Language Teaching Research. Vol. 22(4) pp. 439-457. DOI: 10.1177/1362168818886988

Leah Geer & Jonathan Keane


Students acquiring American Sign Language (ASL) as a second language (L2) struggle with fingerspelling comprehension more than skilled signers. These L2 learners might be attempting to perceive and comprehend fingerspelling in a way that is different from native signers, which could negatively impact their ability to comprehend fingerspelling. This could be related to improper weighting of cues that skilled signers use to identify fingerspelled utterances. Improper cue- weighting in spoken language learners has been ameliorated through explicit phonetic instruction, but this method of teaching has yet to be applied to learners of a language in a new modality (M2 learners). The present study assesses this prospect. Eighteen university students in their third-semester of ASL were divided into two groups; one received explicit phonetic training, and the other received implicit training on fingerspelling. Data from a fingerspelling comprehension test, with two experimental conditions and a control, were submitted to a mixed effects logistic regression. This revealed a significant improvement from the pre-test to post-test by students who received the explicit training.

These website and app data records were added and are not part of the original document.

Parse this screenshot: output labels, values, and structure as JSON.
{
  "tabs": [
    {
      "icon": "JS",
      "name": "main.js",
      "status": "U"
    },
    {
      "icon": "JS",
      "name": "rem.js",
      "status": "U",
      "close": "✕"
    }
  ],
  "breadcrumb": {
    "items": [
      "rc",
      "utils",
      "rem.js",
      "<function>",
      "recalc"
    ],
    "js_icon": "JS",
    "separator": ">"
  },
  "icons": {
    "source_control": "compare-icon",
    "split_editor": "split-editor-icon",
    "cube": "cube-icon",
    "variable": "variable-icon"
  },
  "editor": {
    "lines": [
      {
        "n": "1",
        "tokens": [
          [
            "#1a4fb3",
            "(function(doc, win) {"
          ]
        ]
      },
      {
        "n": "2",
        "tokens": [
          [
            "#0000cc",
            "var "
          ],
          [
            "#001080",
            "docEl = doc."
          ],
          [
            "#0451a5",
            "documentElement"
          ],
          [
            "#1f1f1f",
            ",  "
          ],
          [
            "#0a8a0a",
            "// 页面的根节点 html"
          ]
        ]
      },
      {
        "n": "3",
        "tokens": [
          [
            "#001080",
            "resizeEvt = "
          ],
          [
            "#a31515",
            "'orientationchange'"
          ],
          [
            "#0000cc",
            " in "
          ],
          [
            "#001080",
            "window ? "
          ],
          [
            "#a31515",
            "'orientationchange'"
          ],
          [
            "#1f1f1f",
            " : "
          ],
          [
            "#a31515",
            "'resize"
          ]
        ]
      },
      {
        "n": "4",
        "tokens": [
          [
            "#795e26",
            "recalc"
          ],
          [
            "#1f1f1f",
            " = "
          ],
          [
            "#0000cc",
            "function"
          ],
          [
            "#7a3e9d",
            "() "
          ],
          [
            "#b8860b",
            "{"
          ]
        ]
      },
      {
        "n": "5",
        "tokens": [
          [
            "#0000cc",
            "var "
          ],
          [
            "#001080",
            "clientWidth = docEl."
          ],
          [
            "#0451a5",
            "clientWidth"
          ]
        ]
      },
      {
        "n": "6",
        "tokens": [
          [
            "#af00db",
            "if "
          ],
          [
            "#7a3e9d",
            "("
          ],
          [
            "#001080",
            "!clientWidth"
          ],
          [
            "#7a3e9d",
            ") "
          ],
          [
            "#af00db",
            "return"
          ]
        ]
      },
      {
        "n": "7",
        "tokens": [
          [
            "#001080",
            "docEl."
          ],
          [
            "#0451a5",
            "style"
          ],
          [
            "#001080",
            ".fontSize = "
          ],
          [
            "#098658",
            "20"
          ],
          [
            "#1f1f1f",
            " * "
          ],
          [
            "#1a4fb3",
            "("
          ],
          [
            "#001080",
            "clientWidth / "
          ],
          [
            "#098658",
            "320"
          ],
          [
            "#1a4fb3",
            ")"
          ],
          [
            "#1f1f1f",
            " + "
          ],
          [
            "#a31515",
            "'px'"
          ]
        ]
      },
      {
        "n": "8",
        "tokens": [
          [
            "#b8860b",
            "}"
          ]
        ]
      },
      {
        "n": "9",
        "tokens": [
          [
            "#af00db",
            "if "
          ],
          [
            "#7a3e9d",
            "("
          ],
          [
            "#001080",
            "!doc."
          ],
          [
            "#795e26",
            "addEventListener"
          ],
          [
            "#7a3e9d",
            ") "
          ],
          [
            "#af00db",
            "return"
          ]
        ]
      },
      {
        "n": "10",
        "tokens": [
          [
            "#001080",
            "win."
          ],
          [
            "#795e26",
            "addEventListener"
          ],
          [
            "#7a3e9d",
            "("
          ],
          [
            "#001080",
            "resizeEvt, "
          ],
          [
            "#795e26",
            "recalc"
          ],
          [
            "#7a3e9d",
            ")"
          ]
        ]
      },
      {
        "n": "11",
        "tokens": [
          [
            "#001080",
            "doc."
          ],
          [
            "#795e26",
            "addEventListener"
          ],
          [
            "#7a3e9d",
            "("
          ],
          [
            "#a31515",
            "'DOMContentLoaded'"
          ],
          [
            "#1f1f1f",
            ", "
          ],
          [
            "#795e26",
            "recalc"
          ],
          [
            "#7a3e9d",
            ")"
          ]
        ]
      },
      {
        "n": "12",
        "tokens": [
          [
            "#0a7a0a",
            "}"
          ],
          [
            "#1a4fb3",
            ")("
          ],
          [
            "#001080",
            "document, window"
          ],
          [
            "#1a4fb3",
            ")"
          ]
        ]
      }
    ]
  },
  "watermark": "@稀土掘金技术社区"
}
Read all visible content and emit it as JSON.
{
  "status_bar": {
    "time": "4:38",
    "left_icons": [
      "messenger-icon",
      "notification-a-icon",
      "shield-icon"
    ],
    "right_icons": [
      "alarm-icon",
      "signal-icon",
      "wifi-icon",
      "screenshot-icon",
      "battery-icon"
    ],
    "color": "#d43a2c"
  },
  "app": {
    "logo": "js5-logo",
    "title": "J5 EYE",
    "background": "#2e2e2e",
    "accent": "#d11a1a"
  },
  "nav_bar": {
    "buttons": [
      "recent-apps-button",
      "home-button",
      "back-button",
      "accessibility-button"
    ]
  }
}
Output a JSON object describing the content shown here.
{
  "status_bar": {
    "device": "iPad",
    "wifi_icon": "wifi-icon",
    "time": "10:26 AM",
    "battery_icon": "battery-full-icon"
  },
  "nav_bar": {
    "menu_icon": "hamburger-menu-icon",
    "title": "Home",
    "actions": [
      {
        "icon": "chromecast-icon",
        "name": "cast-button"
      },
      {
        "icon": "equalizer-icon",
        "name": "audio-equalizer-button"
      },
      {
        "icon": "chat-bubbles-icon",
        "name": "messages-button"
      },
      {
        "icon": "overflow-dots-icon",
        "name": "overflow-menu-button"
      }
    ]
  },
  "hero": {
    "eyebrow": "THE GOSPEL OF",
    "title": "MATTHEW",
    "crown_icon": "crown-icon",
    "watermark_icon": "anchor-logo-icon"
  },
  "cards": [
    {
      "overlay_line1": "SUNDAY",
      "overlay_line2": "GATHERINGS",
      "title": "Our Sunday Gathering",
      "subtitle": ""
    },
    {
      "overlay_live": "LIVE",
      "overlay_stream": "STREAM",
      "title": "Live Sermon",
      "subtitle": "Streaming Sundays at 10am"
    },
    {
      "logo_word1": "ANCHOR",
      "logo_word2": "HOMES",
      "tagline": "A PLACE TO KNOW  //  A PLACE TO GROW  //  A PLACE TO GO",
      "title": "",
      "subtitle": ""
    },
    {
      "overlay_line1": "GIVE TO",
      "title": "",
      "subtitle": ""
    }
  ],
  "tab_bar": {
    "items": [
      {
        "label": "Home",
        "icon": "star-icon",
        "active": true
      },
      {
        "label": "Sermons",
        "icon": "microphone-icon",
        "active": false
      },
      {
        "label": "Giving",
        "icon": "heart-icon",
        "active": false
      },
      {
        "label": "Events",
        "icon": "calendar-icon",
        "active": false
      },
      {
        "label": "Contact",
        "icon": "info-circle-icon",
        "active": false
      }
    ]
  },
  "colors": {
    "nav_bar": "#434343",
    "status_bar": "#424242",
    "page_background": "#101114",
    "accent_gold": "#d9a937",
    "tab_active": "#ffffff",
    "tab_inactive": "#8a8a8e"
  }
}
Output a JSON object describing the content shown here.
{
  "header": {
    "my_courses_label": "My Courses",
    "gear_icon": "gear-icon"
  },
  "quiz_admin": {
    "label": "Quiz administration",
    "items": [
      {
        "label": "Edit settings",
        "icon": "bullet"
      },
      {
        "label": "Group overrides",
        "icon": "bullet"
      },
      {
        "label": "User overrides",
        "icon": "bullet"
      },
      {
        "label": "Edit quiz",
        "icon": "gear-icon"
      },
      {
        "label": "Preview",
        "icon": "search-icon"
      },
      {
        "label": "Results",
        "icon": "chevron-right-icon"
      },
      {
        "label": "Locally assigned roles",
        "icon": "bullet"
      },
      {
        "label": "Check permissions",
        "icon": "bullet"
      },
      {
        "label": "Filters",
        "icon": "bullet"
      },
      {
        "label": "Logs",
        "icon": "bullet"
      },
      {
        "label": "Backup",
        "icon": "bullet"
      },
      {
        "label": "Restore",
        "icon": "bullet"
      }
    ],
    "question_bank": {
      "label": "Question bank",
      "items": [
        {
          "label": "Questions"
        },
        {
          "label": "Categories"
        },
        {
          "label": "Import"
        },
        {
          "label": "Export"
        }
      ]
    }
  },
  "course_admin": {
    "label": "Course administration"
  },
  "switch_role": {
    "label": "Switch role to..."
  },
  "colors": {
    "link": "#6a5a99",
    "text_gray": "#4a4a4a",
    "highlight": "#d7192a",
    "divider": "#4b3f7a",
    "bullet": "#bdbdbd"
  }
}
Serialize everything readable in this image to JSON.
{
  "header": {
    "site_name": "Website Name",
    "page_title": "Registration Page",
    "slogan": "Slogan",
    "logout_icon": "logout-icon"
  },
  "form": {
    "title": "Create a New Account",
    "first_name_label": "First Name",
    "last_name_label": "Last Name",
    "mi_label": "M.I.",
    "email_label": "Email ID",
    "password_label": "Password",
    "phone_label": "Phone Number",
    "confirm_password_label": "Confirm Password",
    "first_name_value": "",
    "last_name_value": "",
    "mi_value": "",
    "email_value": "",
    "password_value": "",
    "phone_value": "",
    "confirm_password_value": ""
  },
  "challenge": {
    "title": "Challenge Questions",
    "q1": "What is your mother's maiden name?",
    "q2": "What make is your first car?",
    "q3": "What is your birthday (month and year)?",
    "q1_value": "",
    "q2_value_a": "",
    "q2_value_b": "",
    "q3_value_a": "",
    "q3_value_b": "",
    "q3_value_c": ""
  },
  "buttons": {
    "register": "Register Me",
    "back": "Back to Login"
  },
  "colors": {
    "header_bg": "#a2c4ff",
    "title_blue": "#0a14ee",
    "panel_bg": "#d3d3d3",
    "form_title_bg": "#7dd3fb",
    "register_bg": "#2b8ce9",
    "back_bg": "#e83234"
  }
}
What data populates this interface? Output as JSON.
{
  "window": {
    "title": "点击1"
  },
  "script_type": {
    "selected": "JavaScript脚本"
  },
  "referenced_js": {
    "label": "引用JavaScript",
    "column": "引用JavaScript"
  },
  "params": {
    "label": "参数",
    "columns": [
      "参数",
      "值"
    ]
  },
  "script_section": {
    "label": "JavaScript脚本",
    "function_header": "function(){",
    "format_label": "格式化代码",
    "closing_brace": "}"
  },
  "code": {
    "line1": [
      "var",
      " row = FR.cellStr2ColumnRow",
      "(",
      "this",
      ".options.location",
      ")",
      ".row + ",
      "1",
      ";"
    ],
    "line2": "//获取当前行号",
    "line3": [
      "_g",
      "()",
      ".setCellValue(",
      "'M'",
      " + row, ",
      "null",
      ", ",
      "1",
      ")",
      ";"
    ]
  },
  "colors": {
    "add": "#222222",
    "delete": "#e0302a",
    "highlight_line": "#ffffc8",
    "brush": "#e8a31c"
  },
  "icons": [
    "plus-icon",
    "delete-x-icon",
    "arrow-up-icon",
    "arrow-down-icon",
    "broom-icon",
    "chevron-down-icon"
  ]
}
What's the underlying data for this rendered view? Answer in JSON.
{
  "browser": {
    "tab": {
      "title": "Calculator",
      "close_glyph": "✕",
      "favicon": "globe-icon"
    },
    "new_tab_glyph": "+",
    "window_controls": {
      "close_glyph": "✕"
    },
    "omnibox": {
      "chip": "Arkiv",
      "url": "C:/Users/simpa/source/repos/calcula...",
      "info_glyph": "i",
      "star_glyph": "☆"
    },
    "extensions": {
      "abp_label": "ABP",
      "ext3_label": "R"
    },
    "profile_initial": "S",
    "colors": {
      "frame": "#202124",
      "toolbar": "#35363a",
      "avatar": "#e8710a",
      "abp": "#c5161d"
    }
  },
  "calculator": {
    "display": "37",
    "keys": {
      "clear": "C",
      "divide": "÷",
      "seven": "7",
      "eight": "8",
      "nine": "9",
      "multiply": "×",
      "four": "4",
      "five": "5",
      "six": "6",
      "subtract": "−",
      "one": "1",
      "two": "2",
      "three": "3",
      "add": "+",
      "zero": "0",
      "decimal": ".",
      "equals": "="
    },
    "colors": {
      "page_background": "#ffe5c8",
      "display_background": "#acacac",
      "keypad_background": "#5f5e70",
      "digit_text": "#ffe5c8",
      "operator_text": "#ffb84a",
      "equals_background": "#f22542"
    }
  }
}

Results indicate that even short exposure to explicit phonetic instruction significantly improves participants’ ability to understand fingerspelling, suggesting that ASL curricula should include this type of instruction to improve students’ fingerspelling comprehension abilities.


ASL fingerspelling, second language acquisition, explicit phonetic instruction, phonetics